As they continued their trek along the coast they continued to survive by treating the costal Indians’ health problems in exchange for food. “All held full faith in our coming from heaven.” wrote Cabeza de Vaca. In reality there was little the survivors could do to heal anything more than headaches or wounds. Many Indians who came to them were blind from cataracts and others had incurable diseases. They believed the survivors could help them and were willing to pay for the service.
When the four survivors came to the Rio Grande, they inexplicably turned away from the direct southwesterly route to Pánuco and headed northwest roughly parallel to the river. They later turned west, crossing southern New Mexico and part of Arizona before turning south along the west coast of Mexico. Cabeza de Vaca wrote they turned away because the coastal Indians were hostile. Other travelers however reported encountering only peaceable Indians along the Gulf coast of south Texas and Mexico. They headed into very difficult desert terrain with fewer Indians for help and less food. Furthermore the change of route added years to their journey, and historians can only speculate on the reason for this illogical detour. Cabeza de Vaca later claimed the change of route was made in order to explore unknown lands in the Spanish realm. This makes little sense for four men who were in danger of starvation and had no defense against attack.
The only one who might have benefitted from an extended journey was Esteban. He had become a skilled shaman and his reputation had spread. Coastal Indians held him in high esteem and encouraged his coming to their area. He had become an equal among the four wandering explorers, and they were dependent upon him for survival. Hence Esteban had an advantage by staying away from Mexico where he would again become a slave. He may have somehow persuaded the others to travel a northerly route home. Finally the four reached Mexico City in 1536.
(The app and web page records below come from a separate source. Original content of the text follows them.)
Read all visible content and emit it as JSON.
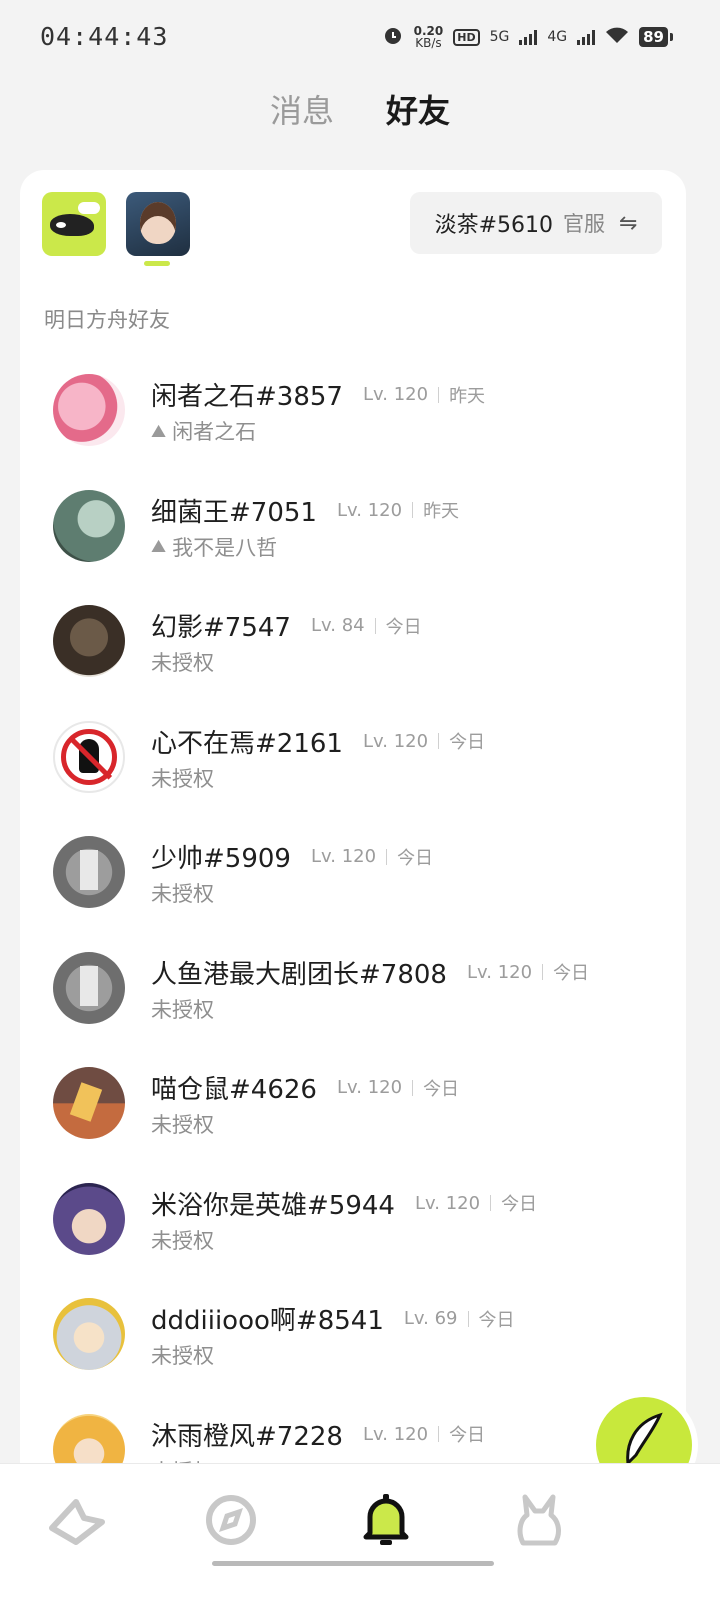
{
  "status": {
    "time": "04:44:43",
    "net_speed": "0.20",
    "net_unit": "KB/s",
    "hd": "HD",
    "sim1": "5G",
    "sim2": "4G",
    "battery": "89"
  },
  "top_tabs": [
    {
      "label": "消息",
      "active": false
    },
    {
      "label": "好友",
      "active": true
    }
  ],
  "games": [
    {
      "icon": "skland-whale-icon"
    },
    {
      "icon": "arknights-game-icon"
    }
  ],
  "account": {
    "name": "淡茶#5610",
    "server": "官服",
    "switch_icon": "swap-icon"
  },
  "section_title": "明日方舟好友",
  "friends": [
    {
      "name": "闲者之石#3857",
      "level": "Lv. 120",
      "time": "昨天",
      "sub": "闲者之石",
      "linked": true
    },
    {
      "name": "细菌王#7051",
      "level": "Lv. 120",
      "time": "昨天",
      "sub": "我不是八哲",
      "linked": true
    },
    {
      "name": "幻影#7547",
      "level": "Lv. 84",
      "time": "今日",
      "sub": "未授权",
      "linked": false
    },
    {
      "name": "心不在焉#2161",
      "level": "Lv. 120",
      "time": "今日",
      "sub": "未授权",
      "linked": false
    },
    {
      "name": "少帅#5909",
      "level": "Lv. 120",
      "time": "今日",
      "sub": "未授权",
      "linked": false
    },
    {
      "name": "人鱼港最大剧团长#7808",
      "level": "Lv. 120",
      "time": "今日",
      "sub": "未授权",
      "linked": false
    },
    {
      "name": "喵仓鼠#4626",
      "level": "Lv. 120",
      "time": "今日",
      "sub": "未授权",
      "linked": false
    },
    {
      "name": "米浴你是英雄#5944",
      "level": "Lv. 120",
      "time": "今日",
      "sub": "未授权",
      "linked": false
    },
    {
      "name": "dddiiiooo啊#8541",
      "level": "Lv. 69",
      "time": "今日",
      "sub": "未授权",
      "linked": false
    },
    {
      "name": "沐雨橙风#7228",
      "level": "Lv. 120",
      "time": "今日",
      "sub": "未授权",
      "linked": false
    }
  ],
  "bottom_nav": [
    {
      "icon": "home-plane-icon",
      "active": false
    },
    {
      "icon": "discover-compass-icon",
      "active": false
    },
    {
      "icon": "bell-icon",
      "active": true
    },
    {
      "icon": "profile-bunny-icon",
      "active": false
    }
  ],
  "fab": {
    "icon": "feather-pen-icon"
  },
  "colors": {
    "accent": "#cbe84a",
    "background": "#f3f3f3",
    "card": "#ffffff"
  }
}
Esteban and his owner stayed in Mexico. Esteban later guided an expedition back to New Mexico to try to determine the existence of the golden cities of Cibola (see blog dated 6/13/2015). Cabeza de Vaca returned to Spain in 1537 to report to the king on the eight year long expedition. His account also served as a petition to the King of Spain to both establish a permanent Christian mission and eventually establish the native tribes as a nation under the governance of Spain. Disgusted by the Spanish abuse of Indians, Cabeza de Vaca urged the king to establish a more lenient policy toward native tribes. He continued to be a strong advocate for the rights of Native Americas throughout his lifetime.
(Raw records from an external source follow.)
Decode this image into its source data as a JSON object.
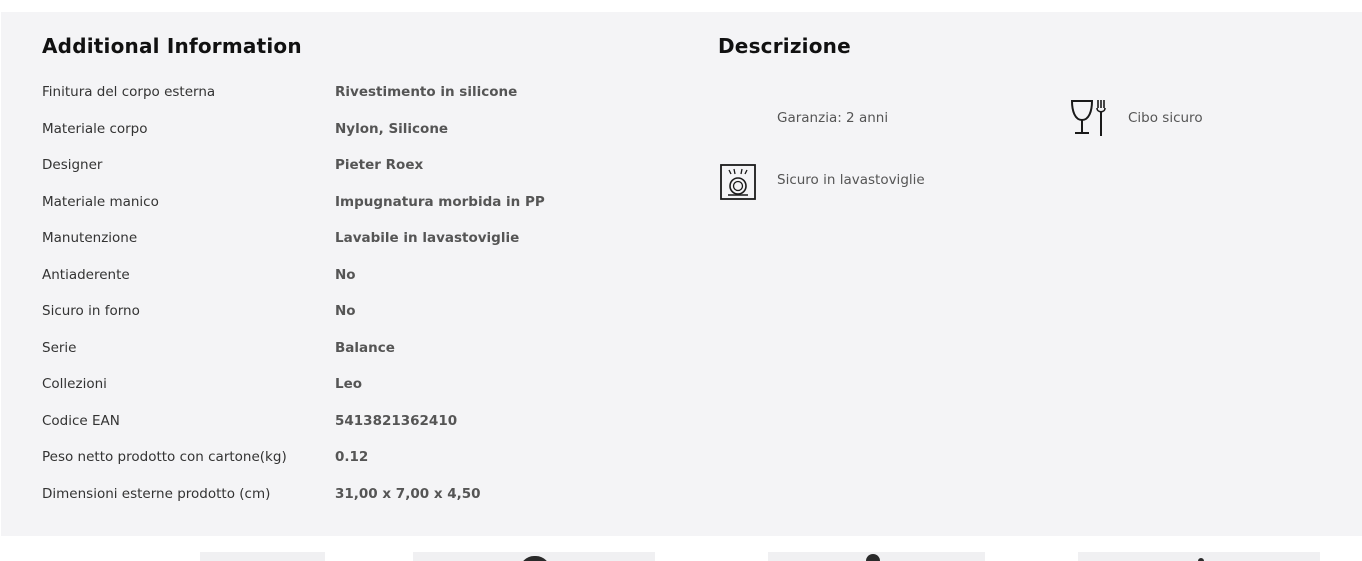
{
  "additional_info": {
    "title": "Additional Information",
    "rows": [
      {
        "label": "Finitura del corpo esterna",
        "value": "Rivestimento in silicone"
      },
      {
        "label": "Materiale corpo",
        "value": "Nylon, Silicone"
      },
      {
        "label": "Designer",
        "value": "Pieter Roex"
      },
      {
        "label": "Materiale manico",
        "value": "Impugnatura morbida in PP"
      },
      {
        "label": "Manutenzione",
        "value": "Lavabile in lavastoviglie"
      },
      {
        "label": "Antiaderente",
        "value": "No"
      },
      {
        "label": "Sicuro in forno",
        "value": "No"
      },
      {
        "label": "Serie",
        "value": "Balance"
      },
      {
        "label": "Collezioni",
        "value": "Leo"
      },
      {
        "label": "Codice EAN",
        "value": "5413821362410"
      },
      {
        "label": "Peso netto prodotto con cartone(kg)",
        "value": "0.12"
      },
      {
        "label": "Dimensioni esterne prodotto (cm)",
        "value": "31,00 x 7,00 x 4,50"
      }
    ]
  },
  "descrizione": {
    "title": "Descrizione",
    "features": {
      "warranty": {
        "text": "Garanzia: 2 anni"
      },
      "food_safe": {
        "icon": "food-safe-icon",
        "text": "Cibo sicuro"
      },
      "dishwasher": {
        "icon": "dishwasher-safe-icon",
        "text": "Sicuro in lavastoviglie"
      }
    }
  },
  "colors": {
    "panel_background": "#f4f4f6",
    "heading": "#111111",
    "label": "#333333",
    "value": "#555555"
  }
}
Cabeza de Vaca later returned to Mexico and served as Mexican territorial governor. In that time he was accused of corruption and sent back to Spain to stand trial. In 1552 he was convicted then pardoned, and became a judge in Seville, Spain until his death in 1557.
Cabeza de Vaca, Alvart Núñez. Naufragios (Shipwreck), ed. Juan Maura (Madrid: Cátedra, 2001 )
Cabeza de Vaca, Álvar Núñez. The Journey of Álvar Núñez Cabeza de Vaca and his companions from Florida to the Pacific 1528-1536. Translation of La Relacion, ed. Ad. F. Bandelier. New York, Allerton Book Co. 1904.
DeVoto, Bernard. The course of empire. New York: Houghton Mifflin Company. 1952.
Varnum, Robin. Álvar Nùnez Cabeza de Vaca: American trailblazer. Norman: University of Oklahoma Press. 2014.